A world without oil would prompt the necessity to turn back the clock. No more huge, gas, guzzling transport trucks. There would be alternate energy fueled vehicles but they would be expensive and thus out of the reach of most. We would go back to relying on trains to move people and goods. Cities would sprout up along the rail lines as before. Every family would have a large garden as fresh goods would be prohibitive. And, yes, people would adapt and thrive.
I am not surprised that you have countered this topic before. It is impossible to go to a book store and not see many books addressing this topic. Or turn on the television, radio or any other social media and not be faced with some aspect of this topic. When we are told by our governments to conserve water, recycle all that we can, walk or ride our bikes to work we are being reminded of this topic. No one can claim ignorance when it comes to doing their share to try to lesson their impact on the world. Unfortunately as we reach a crisis as to the state the world is in we are also had the height of what I consider to be “meism”. Today in all ‘western societies’ it is truly “All About Me!!”
In Canada the bigger the vehicle the more gas it takes so yes overall you are paying a premium to operate it. (And gas is highly taxed)
Unfortunately, people are choosing these big vehicles whether they can afford them or not and more importantly, whether they need them or not. An oil field worker or construction worker may need a large truck to support their work. But does the average housewife with two kids to transport to school not need a Cadillac Escalade to get the job done?
Thank you for sharing with the readers your ideas on the inequalities of the world. Unfortunately, some things will never change.

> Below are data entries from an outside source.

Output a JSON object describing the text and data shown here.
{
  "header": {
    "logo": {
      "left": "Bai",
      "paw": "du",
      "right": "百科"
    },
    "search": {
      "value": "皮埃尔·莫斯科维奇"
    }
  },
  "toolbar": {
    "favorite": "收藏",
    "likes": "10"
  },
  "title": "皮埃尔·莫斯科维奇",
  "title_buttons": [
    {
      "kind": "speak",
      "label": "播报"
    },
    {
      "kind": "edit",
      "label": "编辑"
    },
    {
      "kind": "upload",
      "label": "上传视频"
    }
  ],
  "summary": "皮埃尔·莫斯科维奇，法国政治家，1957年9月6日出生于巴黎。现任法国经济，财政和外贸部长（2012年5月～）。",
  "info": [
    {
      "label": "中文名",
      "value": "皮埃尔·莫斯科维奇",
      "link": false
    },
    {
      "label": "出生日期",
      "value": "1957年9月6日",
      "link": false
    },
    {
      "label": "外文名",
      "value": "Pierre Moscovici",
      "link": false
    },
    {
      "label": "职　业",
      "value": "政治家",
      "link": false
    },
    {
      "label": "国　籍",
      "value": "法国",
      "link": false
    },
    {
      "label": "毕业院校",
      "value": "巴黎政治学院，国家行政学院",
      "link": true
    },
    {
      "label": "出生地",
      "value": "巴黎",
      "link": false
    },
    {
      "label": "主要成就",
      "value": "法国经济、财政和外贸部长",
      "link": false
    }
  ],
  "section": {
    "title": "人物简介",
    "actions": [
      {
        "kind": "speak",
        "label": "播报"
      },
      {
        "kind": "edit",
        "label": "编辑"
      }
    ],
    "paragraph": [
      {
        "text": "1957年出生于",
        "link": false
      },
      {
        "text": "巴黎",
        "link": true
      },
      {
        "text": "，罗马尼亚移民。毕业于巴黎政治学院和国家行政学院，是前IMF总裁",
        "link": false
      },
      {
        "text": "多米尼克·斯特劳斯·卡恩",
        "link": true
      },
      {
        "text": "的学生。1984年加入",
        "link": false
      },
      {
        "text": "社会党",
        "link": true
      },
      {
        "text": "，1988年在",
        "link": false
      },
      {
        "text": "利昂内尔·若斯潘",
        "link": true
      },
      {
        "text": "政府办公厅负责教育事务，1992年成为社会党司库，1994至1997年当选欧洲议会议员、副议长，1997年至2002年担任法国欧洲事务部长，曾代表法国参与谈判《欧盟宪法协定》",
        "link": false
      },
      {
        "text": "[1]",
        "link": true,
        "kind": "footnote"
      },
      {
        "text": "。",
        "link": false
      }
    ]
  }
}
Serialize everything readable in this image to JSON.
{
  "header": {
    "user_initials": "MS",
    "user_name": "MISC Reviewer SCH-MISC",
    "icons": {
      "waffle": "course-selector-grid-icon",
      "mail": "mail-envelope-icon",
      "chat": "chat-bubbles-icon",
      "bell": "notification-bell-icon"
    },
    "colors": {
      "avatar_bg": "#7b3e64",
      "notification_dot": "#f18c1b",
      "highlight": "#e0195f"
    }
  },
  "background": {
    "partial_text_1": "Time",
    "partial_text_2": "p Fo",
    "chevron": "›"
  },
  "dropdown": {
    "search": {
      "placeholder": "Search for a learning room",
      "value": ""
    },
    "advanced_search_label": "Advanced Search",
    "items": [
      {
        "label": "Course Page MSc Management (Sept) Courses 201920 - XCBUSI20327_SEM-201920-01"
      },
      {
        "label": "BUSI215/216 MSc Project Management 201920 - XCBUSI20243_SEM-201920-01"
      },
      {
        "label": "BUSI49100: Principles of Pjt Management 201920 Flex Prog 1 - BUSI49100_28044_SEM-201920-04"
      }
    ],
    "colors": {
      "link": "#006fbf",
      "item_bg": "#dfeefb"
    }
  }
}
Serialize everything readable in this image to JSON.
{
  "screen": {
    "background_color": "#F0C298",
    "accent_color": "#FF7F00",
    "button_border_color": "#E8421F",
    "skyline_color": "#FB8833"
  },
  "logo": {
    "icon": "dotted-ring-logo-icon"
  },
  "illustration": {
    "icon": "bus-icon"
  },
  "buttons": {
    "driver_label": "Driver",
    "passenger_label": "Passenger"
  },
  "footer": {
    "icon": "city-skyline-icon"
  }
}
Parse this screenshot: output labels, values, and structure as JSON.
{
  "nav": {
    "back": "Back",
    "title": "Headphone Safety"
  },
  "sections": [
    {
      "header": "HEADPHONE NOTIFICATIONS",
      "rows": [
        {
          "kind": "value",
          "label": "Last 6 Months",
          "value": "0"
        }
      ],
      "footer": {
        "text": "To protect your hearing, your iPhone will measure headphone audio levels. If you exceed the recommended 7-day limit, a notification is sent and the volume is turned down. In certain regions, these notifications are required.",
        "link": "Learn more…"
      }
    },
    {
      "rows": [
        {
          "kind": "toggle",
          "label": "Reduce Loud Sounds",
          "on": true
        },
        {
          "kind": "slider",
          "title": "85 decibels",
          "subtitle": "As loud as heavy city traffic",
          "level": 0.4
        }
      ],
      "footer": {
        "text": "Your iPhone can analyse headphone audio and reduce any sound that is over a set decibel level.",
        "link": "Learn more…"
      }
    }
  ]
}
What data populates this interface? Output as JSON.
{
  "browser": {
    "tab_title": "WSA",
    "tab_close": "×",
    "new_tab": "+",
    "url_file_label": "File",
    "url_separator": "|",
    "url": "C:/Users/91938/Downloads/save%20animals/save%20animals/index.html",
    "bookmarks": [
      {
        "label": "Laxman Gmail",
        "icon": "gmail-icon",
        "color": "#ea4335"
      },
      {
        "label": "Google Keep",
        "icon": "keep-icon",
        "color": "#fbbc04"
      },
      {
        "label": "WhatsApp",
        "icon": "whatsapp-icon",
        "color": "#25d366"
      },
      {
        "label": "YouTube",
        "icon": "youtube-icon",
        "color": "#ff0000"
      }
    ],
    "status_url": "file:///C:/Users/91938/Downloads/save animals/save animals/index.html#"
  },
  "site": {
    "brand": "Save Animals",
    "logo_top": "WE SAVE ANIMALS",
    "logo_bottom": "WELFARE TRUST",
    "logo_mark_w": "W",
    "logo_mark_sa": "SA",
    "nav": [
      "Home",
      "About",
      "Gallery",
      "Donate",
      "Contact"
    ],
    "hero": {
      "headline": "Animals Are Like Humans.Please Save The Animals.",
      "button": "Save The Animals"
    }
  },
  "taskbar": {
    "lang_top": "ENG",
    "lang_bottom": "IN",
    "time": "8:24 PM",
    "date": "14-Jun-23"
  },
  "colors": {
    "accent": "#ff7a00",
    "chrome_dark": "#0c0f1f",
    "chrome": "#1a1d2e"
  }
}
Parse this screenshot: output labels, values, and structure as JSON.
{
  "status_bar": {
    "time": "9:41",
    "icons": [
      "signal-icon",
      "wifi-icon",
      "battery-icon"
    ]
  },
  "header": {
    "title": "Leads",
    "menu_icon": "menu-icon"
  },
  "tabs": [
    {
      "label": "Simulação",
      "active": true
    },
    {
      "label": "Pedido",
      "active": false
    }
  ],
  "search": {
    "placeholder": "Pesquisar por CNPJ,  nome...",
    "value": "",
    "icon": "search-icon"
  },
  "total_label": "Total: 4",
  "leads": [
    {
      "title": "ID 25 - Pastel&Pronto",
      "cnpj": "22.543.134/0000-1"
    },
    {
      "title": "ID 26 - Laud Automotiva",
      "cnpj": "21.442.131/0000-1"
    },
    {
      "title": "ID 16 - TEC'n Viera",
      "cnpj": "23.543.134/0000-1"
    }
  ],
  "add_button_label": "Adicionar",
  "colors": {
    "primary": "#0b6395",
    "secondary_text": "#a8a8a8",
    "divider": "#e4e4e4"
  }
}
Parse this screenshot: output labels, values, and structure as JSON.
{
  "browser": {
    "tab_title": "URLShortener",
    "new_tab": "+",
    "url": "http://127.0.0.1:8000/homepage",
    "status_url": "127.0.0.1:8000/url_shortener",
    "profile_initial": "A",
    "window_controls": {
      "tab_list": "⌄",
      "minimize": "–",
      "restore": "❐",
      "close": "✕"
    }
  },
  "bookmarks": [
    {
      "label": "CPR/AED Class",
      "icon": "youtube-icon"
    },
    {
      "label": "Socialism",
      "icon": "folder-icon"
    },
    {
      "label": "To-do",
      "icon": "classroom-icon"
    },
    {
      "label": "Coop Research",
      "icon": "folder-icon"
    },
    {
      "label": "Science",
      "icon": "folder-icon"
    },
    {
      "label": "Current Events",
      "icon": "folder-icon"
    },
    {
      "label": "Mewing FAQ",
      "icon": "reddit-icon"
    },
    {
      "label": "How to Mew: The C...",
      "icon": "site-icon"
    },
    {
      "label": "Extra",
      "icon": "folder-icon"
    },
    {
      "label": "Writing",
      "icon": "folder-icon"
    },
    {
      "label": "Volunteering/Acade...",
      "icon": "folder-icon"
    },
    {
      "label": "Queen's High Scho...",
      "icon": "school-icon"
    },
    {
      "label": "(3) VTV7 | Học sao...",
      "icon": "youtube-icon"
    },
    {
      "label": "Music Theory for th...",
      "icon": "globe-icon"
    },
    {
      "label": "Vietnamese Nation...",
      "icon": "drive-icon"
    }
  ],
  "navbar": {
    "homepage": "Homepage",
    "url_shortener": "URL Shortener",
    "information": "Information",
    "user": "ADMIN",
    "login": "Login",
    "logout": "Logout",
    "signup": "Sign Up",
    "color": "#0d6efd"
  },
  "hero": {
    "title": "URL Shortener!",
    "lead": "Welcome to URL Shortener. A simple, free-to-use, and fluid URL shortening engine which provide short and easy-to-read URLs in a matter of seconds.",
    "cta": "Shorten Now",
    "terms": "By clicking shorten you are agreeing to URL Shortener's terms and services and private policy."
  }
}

Couldn’t help but wondering: were you talking about Israel when you mentioned «the country you still live in»? Just curious, that’s all…